I find beads completely fascinating, not to mention irresistible. Do you share this fascination too?
I think beads are gorgeous all on their own — and I enjoy looking at them even when they are unused, sitting on a shelf, packaged in their humble little tubes and containers.
But when you combine them with crochet, and start using them to make beautiful beaded baubles — that’s even better. When you find a combination of beads and thread or yarn that work well together, the results can be spectacular.
This beaded heart applique is one example of a little crocheted trinket that is greatly enhanced by the presence of beads.
In the photo collage pictured here, you can see two different views of the beaded heart shape. At left is how my sample heart looked after I finished crocheting it, but before I figured out what to do with it. If you follow the pattern as directed, you’ll hopefully end up with a heart shape that looks something like that. Of course, you can choose different colored beads and thread to make the design your own.
On the right, you can see one idea for what you can do with this heart; you can use it as a mini photo frame in a scrapbook page or album. It also makes a lovely applique on crocheted, knitted or sewn craft projects.
I picked this particular project to highlight since Valentine’s Day is coming up soon — and it’s an ideal Valentine project. However, there are many beautiful examples of beaded crochet, and many lovely free patterns and tutorials on the Internet.

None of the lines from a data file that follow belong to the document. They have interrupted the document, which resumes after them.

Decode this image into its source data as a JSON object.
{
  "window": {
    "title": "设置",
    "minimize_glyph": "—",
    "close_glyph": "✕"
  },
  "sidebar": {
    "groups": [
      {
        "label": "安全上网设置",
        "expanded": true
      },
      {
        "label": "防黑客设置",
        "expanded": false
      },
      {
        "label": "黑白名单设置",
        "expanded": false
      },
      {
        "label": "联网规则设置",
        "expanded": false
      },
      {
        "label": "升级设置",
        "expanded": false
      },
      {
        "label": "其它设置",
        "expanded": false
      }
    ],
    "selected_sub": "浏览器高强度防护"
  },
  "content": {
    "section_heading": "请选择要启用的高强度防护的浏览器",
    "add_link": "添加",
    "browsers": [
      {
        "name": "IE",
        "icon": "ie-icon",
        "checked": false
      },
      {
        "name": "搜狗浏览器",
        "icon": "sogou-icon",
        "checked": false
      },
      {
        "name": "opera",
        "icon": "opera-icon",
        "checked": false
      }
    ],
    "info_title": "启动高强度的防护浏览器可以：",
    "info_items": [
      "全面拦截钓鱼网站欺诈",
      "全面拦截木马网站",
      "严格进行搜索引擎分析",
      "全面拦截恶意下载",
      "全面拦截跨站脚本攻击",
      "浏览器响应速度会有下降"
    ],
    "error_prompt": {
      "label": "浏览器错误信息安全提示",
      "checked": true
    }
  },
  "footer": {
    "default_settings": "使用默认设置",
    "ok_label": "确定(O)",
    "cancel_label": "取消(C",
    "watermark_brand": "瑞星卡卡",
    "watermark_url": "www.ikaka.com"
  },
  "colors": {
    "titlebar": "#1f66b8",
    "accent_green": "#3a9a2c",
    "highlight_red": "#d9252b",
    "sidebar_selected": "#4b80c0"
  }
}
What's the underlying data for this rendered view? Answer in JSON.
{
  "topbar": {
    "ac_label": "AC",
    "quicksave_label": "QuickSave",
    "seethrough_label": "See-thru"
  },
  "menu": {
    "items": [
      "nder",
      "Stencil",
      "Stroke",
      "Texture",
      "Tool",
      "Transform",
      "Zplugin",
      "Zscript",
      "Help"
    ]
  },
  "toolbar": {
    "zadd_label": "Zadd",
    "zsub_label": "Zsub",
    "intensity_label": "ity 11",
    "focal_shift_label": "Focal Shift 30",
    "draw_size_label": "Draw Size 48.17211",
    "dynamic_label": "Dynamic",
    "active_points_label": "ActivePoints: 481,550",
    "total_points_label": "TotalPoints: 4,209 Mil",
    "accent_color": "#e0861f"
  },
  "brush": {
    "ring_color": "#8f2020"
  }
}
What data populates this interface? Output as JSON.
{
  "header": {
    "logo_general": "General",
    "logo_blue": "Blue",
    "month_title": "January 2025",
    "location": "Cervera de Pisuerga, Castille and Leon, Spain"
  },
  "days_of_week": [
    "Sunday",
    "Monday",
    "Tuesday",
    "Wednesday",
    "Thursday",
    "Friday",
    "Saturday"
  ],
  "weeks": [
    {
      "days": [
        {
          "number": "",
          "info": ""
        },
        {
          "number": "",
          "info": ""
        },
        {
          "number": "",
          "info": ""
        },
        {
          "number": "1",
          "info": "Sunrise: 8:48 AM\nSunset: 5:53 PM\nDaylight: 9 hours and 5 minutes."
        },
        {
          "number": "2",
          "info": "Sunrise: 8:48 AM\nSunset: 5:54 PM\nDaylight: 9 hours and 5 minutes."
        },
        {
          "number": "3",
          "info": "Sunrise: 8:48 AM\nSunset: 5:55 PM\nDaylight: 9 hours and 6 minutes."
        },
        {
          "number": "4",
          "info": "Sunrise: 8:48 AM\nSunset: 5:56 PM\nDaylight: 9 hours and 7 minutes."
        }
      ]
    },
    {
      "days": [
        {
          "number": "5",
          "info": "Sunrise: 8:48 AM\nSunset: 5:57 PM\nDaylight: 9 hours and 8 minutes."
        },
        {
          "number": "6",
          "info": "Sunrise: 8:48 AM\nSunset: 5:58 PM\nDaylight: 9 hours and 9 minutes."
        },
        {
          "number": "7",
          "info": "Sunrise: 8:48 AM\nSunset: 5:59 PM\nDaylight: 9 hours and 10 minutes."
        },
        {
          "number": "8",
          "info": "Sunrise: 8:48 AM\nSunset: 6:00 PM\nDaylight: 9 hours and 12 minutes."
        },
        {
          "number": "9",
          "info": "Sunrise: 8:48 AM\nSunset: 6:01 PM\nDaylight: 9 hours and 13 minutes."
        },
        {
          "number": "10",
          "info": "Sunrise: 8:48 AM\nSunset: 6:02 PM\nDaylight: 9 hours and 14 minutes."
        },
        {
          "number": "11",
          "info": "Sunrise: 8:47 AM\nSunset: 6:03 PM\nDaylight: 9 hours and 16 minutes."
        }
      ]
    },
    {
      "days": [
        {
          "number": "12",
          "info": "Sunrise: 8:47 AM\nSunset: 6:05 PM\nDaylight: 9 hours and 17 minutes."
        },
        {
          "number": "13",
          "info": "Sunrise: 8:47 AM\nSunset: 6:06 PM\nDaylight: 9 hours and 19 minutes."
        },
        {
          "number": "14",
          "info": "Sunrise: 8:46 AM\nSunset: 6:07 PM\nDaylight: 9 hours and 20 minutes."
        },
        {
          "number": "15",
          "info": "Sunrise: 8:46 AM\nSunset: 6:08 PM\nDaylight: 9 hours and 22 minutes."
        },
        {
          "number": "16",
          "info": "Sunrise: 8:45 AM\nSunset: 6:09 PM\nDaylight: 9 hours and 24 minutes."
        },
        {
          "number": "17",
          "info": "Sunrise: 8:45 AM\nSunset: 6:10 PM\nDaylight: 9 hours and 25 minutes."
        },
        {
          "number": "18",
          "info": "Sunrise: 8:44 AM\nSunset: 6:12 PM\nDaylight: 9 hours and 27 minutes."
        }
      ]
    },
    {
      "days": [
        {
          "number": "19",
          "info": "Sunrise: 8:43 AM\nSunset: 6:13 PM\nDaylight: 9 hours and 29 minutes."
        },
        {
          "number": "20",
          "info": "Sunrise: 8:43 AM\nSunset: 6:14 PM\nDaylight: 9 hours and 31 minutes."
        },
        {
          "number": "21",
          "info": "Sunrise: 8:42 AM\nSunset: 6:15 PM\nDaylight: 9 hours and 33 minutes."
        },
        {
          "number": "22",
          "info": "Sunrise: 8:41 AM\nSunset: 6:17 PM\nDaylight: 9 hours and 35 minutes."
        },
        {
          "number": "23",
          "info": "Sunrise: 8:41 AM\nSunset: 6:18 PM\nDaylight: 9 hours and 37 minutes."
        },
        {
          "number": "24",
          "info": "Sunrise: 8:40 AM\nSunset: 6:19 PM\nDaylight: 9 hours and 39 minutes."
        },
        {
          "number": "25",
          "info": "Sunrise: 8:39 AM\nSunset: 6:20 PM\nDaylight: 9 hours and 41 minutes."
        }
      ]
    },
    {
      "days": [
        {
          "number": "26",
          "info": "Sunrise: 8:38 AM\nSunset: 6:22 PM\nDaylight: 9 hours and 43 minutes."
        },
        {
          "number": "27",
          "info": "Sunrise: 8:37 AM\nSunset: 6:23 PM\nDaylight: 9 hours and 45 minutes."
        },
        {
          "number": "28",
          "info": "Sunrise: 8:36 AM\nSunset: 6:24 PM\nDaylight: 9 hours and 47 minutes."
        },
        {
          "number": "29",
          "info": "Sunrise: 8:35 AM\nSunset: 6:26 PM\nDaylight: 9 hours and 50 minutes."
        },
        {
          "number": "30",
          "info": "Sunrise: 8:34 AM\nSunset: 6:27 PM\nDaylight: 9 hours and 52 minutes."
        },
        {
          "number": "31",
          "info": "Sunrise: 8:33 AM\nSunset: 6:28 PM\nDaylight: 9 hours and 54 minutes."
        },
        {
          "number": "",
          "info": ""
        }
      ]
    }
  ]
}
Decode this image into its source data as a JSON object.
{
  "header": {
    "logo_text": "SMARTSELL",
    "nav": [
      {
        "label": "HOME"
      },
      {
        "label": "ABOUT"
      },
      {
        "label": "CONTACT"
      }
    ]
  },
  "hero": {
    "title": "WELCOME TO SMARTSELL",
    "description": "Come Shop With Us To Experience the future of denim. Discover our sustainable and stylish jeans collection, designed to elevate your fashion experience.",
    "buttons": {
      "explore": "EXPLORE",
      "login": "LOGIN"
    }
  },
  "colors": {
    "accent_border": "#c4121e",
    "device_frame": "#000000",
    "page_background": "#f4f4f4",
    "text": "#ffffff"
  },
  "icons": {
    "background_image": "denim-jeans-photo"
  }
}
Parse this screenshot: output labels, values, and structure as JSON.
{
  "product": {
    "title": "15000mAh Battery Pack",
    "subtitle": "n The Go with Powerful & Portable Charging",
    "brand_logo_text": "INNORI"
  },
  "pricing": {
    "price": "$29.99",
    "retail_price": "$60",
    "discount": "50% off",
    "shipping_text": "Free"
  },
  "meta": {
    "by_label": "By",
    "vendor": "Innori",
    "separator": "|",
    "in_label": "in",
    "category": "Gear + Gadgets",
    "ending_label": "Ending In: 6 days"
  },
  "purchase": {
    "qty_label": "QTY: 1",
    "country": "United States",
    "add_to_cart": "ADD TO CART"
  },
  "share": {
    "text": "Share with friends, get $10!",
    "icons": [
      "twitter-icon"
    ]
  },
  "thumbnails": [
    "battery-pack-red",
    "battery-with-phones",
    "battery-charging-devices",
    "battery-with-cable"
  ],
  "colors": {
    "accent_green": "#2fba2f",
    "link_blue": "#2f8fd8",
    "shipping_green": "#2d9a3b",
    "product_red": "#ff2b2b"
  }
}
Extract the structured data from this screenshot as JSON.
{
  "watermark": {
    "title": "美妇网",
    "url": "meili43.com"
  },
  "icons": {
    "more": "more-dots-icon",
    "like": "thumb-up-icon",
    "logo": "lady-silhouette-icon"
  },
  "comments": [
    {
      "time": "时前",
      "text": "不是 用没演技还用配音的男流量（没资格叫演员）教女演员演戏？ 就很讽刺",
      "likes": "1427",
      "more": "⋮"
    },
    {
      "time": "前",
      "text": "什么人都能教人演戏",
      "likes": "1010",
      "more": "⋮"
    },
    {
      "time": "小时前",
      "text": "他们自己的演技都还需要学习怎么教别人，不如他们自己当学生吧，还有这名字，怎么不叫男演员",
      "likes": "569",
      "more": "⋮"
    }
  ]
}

Find More of Our Web Pages on the Topic of Bead Crochet:
This pretty flower applique is useful at any time of year, but it’s especially appropriate for Valentine’s Day. You could pin it to a hat or lapel, or use it to embellish a Valentine gift you’re giving to a friend or loved one.
I’ve crocheted my sample flower in shades of pink and purple, but it would be even prettier in red and white, or pink and white. Or perhaps you could even use red, pink and white all together in this flower, assuming you can find the right combination of button, ribbon and yarn. Any of these options would be ideal color schemes for crocheting Valentine’s Day themed flowers.
If you’d like to crochet a different style of flower motif, you’re invited to visit our index of free crochet flower patterns. You’ll find many more flower designs to choose from.
I hope you can help me. I would like to find a crochet shawl with skull motifs pattern please written in English…
Thanks so much…
Thanks for getting in touch! It’s lovely to hear from you, and I really appreciate your interest.
I’ve posted a page that includes links to bunches of different skull patterns I found on the Internet. One of the patterns listed on the page is a shawl. There are also several charted patterns and scarves that could be expanded into shawls if you have an understanding of how to modify patterns.
Another thing you could do is crochet any shawl you like, and then stitch skull appliques onto the finished piece where you want them — perhaps even a creative mix of appliques with skulls and flower appliques around the edge of the shawl, or something like that. The page includes a whole bunch of skull applique patterns you could use for that purpose, and I have some crochet flower patterns and other sorts of appliques as well.
I invite you to take a look at that page and see if any of the designs inspire you.
I don’t think, technically, that sunflowers are spring flowers. As far as I know, in most places they bloom either in late summer or early fall. But that hardly matters to me, since looking at them puts me in a sunny, spring-y mood anyway. Their sunny yellow petals radiate warmth and beauty, and they’re lovely to look at any time of year.
While I haven’t seen any real sunflowers blooming in my neighborhood lately, I’m glad I can enjoy the crocheted version all year around.
Want to make some sunny sunflowers for “planting” in your own environment, or embellishing your craft projects?
I know it’s only September, but the holiday season is just around the corner. It’s only a few short months until December rolls around. With that in mind, I just posted a brand new, Christmas-friendly symbol crochet chart this morning. It’s a chart for crocheting the Christmas tree shape that you see pictured in the photo at right.
If you crochet this little Christmas tree, you could use it as an applique; it would be nice to stitch it to a hat, sweatshirt, tote bag, Christmas stocking, Christmas tree skirt or other creative craft project for a bit of holiday pizzazz.
Please keep in mind that this motif doesn’t specifically need to be a Christmas tree. If you’d rather have a plain pine tree, it’s even easier than the Christmas tree you see pictured — just leave off the buttons, doodads and decorations.
Plain pine trees would be nice for embellishing projects that you want to be able to use throughout the entire winter season; you won’t feel obligated to put a pine tree project away on December 26th, when Christmas is over and done with. Which reminds me that I should also mention this pretty pine tree blanket, which you can crochet in Christmas colors if you like — or not. Whichever you prefer.
If you want to crochet a large project like a blanket in time for Christmas, it’s definitely time to get moving on that — just to be sure you get it all finished in time. Of course, now is a great time go get started on all your holiday crafting — because at this point, you have time to get things finished before the crazy-busy holiday rush begins.
More Fun Holiday Crochet, Knitting and Craft Projects: